I noted some suggestions regarding the shoulder strap length and app improvements, but I look at how the BSA works on the motor and would love it if they made a manual Naya pump with the hydro- technology . It can’t be that hard (ok, I’m not an engineer, but still!). I carry a manual pump with me as back-up when I travel and in my purse if a work dinner runs late and I need to quickly pump off the last 4 ounces of the day. Plus, when you go to football games it’s easier to carry a manual pump into a stadium rather than trying to explain to the security guards what the pump is and why you should get a reprieve on the bag rules.
8) Some Math
I am a finance person. Much to the chagrin of some friends and family, I cannot help but understand things in dollars and cents. Having a child is an investment – each child will cost upwards of $200,000 to the average middle-income family until the age of 18. It starts when they are born, if not before. The most basic thing you provide a newborn baby as a mother is nourishment. You can either breastfeed or formula feed. Breastfeeding is free but one must consider the cost of food needed for the additional calories a mother should consume to nourish her body to create the milk and the cost of a pump for when a baby is not with the mother. Is the Naya breast pump expensive at $1000? Yes. However, a year of formula is even more expensive. I’m going to use the numbers from the Naya website because they are about the average of the formula costs I’ve seen.
You are saving roughly $4,000 by breastfeeding over formula feeding. You can certainly buy a less expensive pump. You have to evaluate your situation by considering how much you are away from your baby. How much do you value your comfort? Will you stop breastfeeding earlier if the pump isn’t as comfortable? To be fair, I stuck it out with my first baby and pumped ‘uncomfortably’ but I can tell you the minute I could pump wean I did and I loathed that pump. And I pump a lot. For those who pump a lot, the investment is certainly worthwhile. As I stated in the beginning I estimated I pumped about 1,000 times with my first. So that comes out to $1 per pump. How much is your coffee habit? Mine is $2 at my local place.

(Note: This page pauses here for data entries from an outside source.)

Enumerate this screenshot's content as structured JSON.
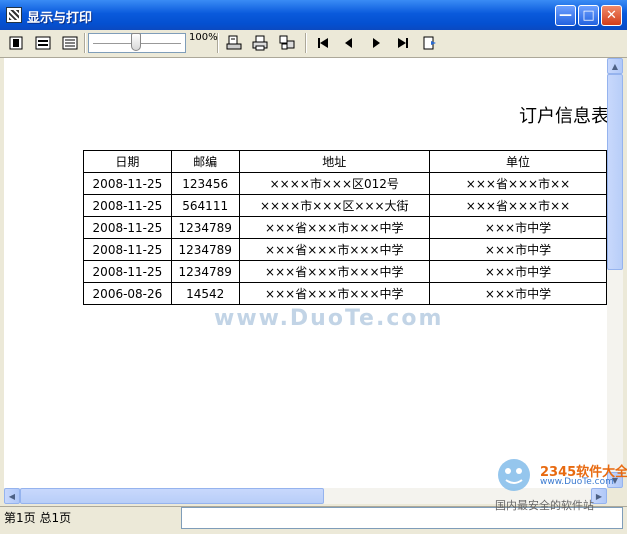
{
  "window": {
    "title": "显示与打印"
  },
  "toolbar": {
    "zoom_level": "100%"
  },
  "report": {
    "title": "订户信息表",
    "headers": [
      "日期",
      "邮编",
      "地址",
      "单位"
    ],
    "rows": [
      [
        "2008-11-25",
        "123456",
        "××××市×××区012号",
        "×××省×××市××"
      ],
      [
        "2008-11-25",
        "564111",
        "××××市×××区×××大街",
        "×××省×××市××"
      ],
      [
        "2008-11-25",
        "1234789",
        "×××省×××市×××中学",
        "×××市中学"
      ],
      [
        "2008-11-25",
        "1234789",
        "×××省×××市×××中学",
        "×××市中学"
      ],
      [
        "2008-11-25",
        "1234789",
        "×××省×××市×××中学",
        "×××市中学"
      ],
      [
        "2006-08-26",
        "14542",
        "×××省×××市×××中学",
        "×××市中学"
      ]
    ]
  },
  "status": {
    "pages": "第1页 总1页"
  },
  "watermark": {
    "text": "www.DuoTe.com"
  },
  "brand": {
    "name": "2345软件大全",
    "url": "www.DuoTe.com",
    "tagline": "国内最安全的软件站"
  }
}
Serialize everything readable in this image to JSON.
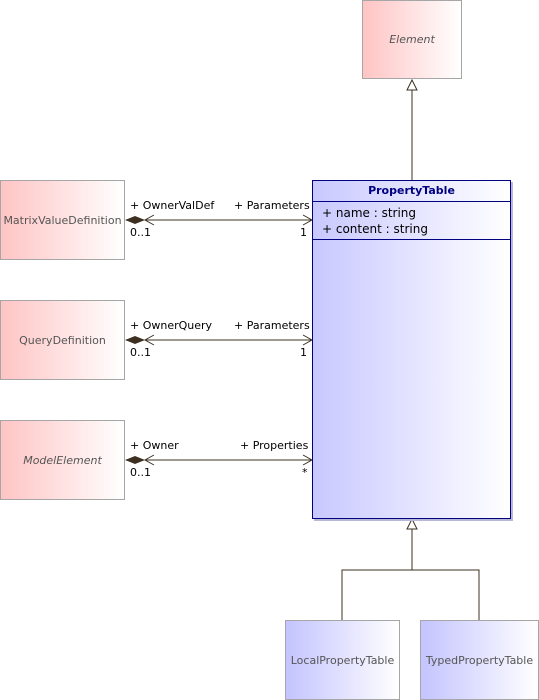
{
  "classes": {
    "element": {
      "name": "Element",
      "abstract": true
    },
    "property_table": {
      "name": "PropertyTable",
      "attributes": [
        "+ name : string",
        "+ content : string"
      ]
    },
    "matrix_value_definition": {
      "name": "MatrixValueDefinition",
      "abstract": false
    },
    "query_definition": {
      "name": "QueryDefinition",
      "abstract": false
    },
    "model_element": {
      "name": "ModelElement",
      "abstract": true
    },
    "local_property_table": {
      "name": "LocalPropertyTable",
      "abstract": false
    },
    "typed_property_table": {
      "name": "TypedPropertyTable",
      "abstract": false
    }
  },
  "associations": [
    {
      "source": "MatrixValueDefinition",
      "source_role": "+ OwnerValDef",
      "source_mult": "0..1",
      "target": "PropertyTable",
      "target_role": "+ Parameters",
      "target_mult": "1",
      "kind": "composition"
    },
    {
      "source": "QueryDefinition",
      "source_role": "+ OwnerQuery",
      "source_mult": "0..1",
      "target": "PropertyTable",
      "target_role": "+ Parameters",
      "target_mult": "1",
      "kind": "composition"
    },
    {
      "source": "ModelElement",
      "source_role": "+ Owner",
      "source_mult": "0..1",
      "target": "PropertyTable",
      "target_role": "+ Properties",
      "target_mult": "*",
      "kind": "composition"
    }
  ],
  "generalizations": [
    {
      "child": "PropertyTable",
      "parent": "Element"
    },
    {
      "child": "LocalPropertyTable",
      "parent": "PropertyTable"
    },
    {
      "child": "TypedPropertyTable",
      "parent": "PropertyTable"
    }
  ],
  "colors": {
    "line": "#3c3020",
    "property_table_border": "#000080",
    "related_gradient_start": "#ffc4c4",
    "subclass_gradient_start": "#c4c4ff"
  }
}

The bigger question is, what will you do with the rest of the savings? With my first baby I told my husband my breasts paid for a vacation we took to England. Given we are done at two children, I’m using my savings to invest in a wardrobe that fits my mom bod. I’ve started with some lasting pieces from Teat and Cosset, which I plan on wearing long after I stop nursing! And my husband also loves the easy zipper/snap access of everything :)
This review is NOT sponsored and Olivia was not compensated by Naya Health nor Teat & Cosset to write it.

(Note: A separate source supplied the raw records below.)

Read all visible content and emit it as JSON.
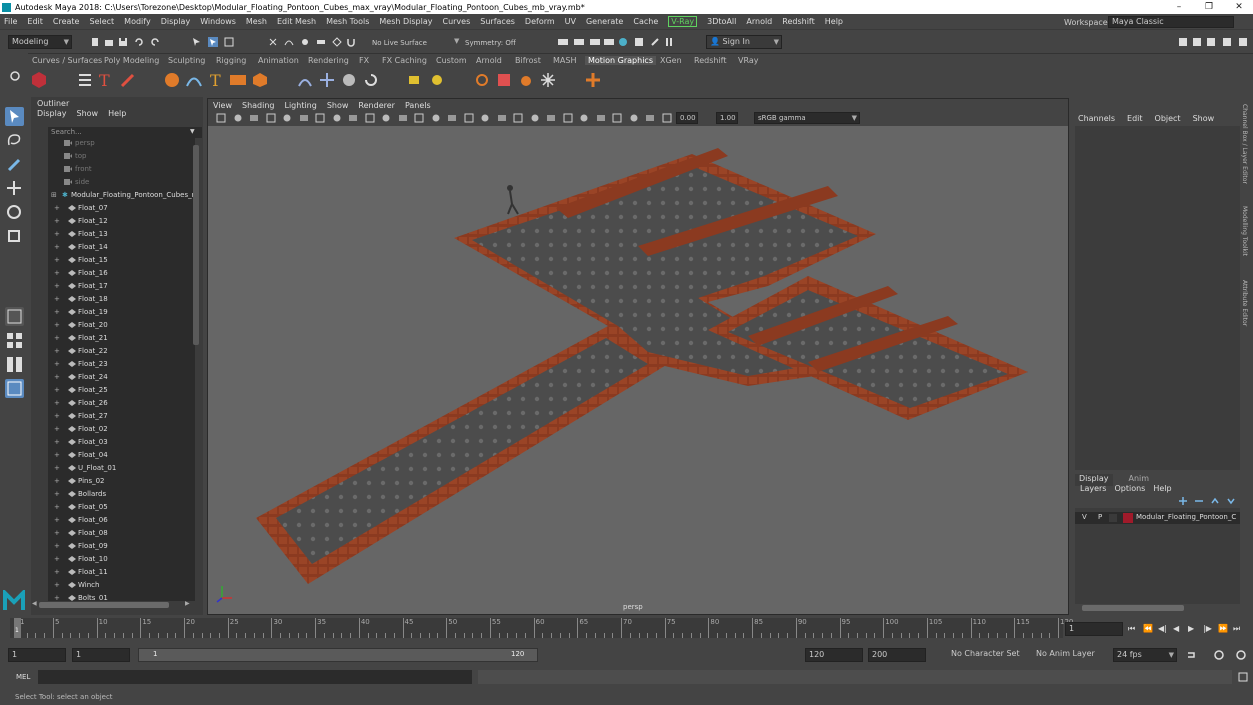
{
  "window": {
    "title": "Autodesk Maya 2018: C:\\Users\\Torezone\\Desktop\\Modular_Floating_Pontoon_Cubes_max_vray\\Modular_Floating_Pontoon_Cubes_mb_vray.mb*",
    "minimize": "–",
    "maximize": "❐",
    "close": "✕"
  },
  "menubar": {
    "items": [
      "File",
      "Edit",
      "Create",
      "Select",
      "Modify",
      "Display",
      "Windows",
      "Mesh",
      "Edit Mesh",
      "Mesh Tools",
      "Mesh Display",
      "Curves",
      "Surfaces",
      "Deform",
      "UV",
      "Generate",
      "Cache",
      "V-Ray",
      "3DtoAll",
      "Arnold",
      "Redshift",
      "Help"
    ],
    "workspace_label": "Workspace :",
    "workspace_value": "Maya Classic"
  },
  "statusline": {
    "mode": "Modeling",
    "live_surface": "No Live Surface",
    "symmetry": "Symmetry: Off",
    "sign_in": "Sign In"
  },
  "shelf": {
    "tabs": [
      "Curves / Surfaces",
      "Poly Modeling",
      "Sculpting",
      "Rigging",
      "Animation",
      "Rendering",
      "FX",
      "FX Caching",
      "Custom",
      "Arnold",
      "Bifrost",
      "MASH",
      "Motion Graphics",
      "XGen",
      "Redshift",
      "VRay"
    ],
    "active_tab": "Motion Graphics",
    "colors": {
      "accent": "#e07b2a",
      "light_blue": "#7ab8e8"
    }
  },
  "outliner": {
    "title": "Outliner",
    "menu": [
      "Display",
      "Show",
      "Help"
    ],
    "search_placeholder": "Search...",
    "cameras": [
      "persp",
      "top",
      "front",
      "side"
    ],
    "root_node": "Modular_Floating_Pontoon_Cubes_n",
    "items": [
      "Float_07",
      "Float_12",
      "Float_13",
      "Float_14",
      "Float_15",
      "Float_16",
      "Float_17",
      "Float_18",
      "Float_19",
      "Float_20",
      "Float_21",
      "Float_22",
      "Float_23",
      "Float_24",
      "Float_25",
      "Float_26",
      "Float_27",
      "Float_02",
      "Float_03",
      "Float_04",
      "U_Float_01",
      "Pins_02",
      "Bollards",
      "Float_05",
      "Float_06",
      "Float_08",
      "Float_09",
      "Float_10",
      "Float_11",
      "Winch",
      "Bolts_01"
    ]
  },
  "viewport": {
    "menu": [
      "View",
      "Shading",
      "Lighting",
      "Show",
      "Renderer",
      "Panels"
    ],
    "exposure": "0.00",
    "gamma": "1.00",
    "color_space": "sRGB gamma",
    "camera_label": "persp",
    "colors": {
      "background": "#666666",
      "deck": "#4a4a4a",
      "float_edge": "#8b3a20"
    }
  },
  "channel_box": {
    "menu": [
      "Channels",
      "Edit",
      "Object",
      "Show"
    ],
    "layer_tabs": [
      "Display",
      "Anim"
    ],
    "active_layer_tab": "Display",
    "layer_menu": [
      "Layers",
      "Options",
      "Help"
    ],
    "layer_row": {
      "v": "V",
      "p": "P",
      "name": "Modular_Floating_Pontoon_C",
      "color": "#a01a2a"
    }
  },
  "side_tabs": [
    "Channel Box / Layer Editor",
    "Modelling Toolkit",
    "Attribute Editor"
  ],
  "timeline": {
    "ticks": [
      "1",
      "5",
      "10",
      "15",
      "20",
      "25",
      "30",
      "35",
      "40",
      "45",
      "50",
      "55",
      "60",
      "65",
      "70",
      "75",
      "80",
      "85",
      "90",
      "95",
      "100",
      "105",
      "110",
      "115",
      "120"
    ],
    "current_frame": "1",
    "current_frame_marker": "1"
  },
  "range": {
    "start": "1",
    "anim_start": "1",
    "slider_start": "1",
    "slider_end": "120",
    "end": "120",
    "anim_end": "200",
    "character_set": "No Character Set",
    "anim_layer": "No Anim Layer",
    "fps": "24 fps"
  },
  "command_line": {
    "label": "MEL"
  },
  "help_line": "Select Tool: select an object"
}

Olivia wrote this detailed account of her experience with the Naya pump while working full time, raising her two children and breastfeeding/pumping. We want to thank her for devoting her time to writing an invaluable blueprint for any pumping mother.
xoxo, Teat & Cosset